He learned quickly and soon was remodeling — First our kitchen, then our living room, then building a bedroom onto our home. The only help I know he asked for was when his friend had to measure out the dimensions for the new room and place the studs. Many times, I would come home from grade school and hear the sound of that huge saw, and when I opened the basement door, it was all dark.
Of course, he didn’t have any need for lights. He was as independent as they come. I remember him carrying paneling for our living room, six or seven sheets at a time on his back, a distance of about 4 miles from the store to our home. He never used a cane; instead, he whistled whenever he walked and somehow that got him where he wanted to go. I was almost eight-years-old before I knew he couldn’t see, and then a friend told me. He used to have my mother read him my Golden Books, and he’d memorize them and then “read” them to me.

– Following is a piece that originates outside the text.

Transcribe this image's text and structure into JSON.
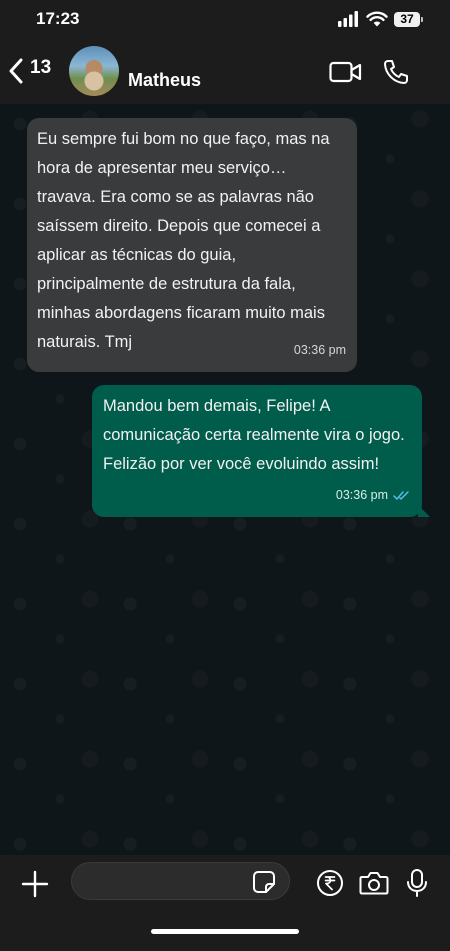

And his heart: all anyone had to do was mention they liked something and within a few days, he would show up at their door with the item. He was the fix-it man in our neighborhood for everything from record players to electrical items to plumbing and of course, the go-to man never took a dime for his labor. When I had my first job in high school and worked at a dress shop from four until nine on a Friday night, he would ride with me and then stay in town for the entire time so he could feed the meter on my car that only allowed one hour at a time. These are only two examples of a man who spent an adult lifetime giving to others.
That big heart started giving out early. He had his first heart attack at 49, and his last at three days past his 60th birthday. It’s been over 43 years since he’s gone, but every Veterans Day I honor the daddy who may not have meant much in the eyes of the world, but who meant everything to me.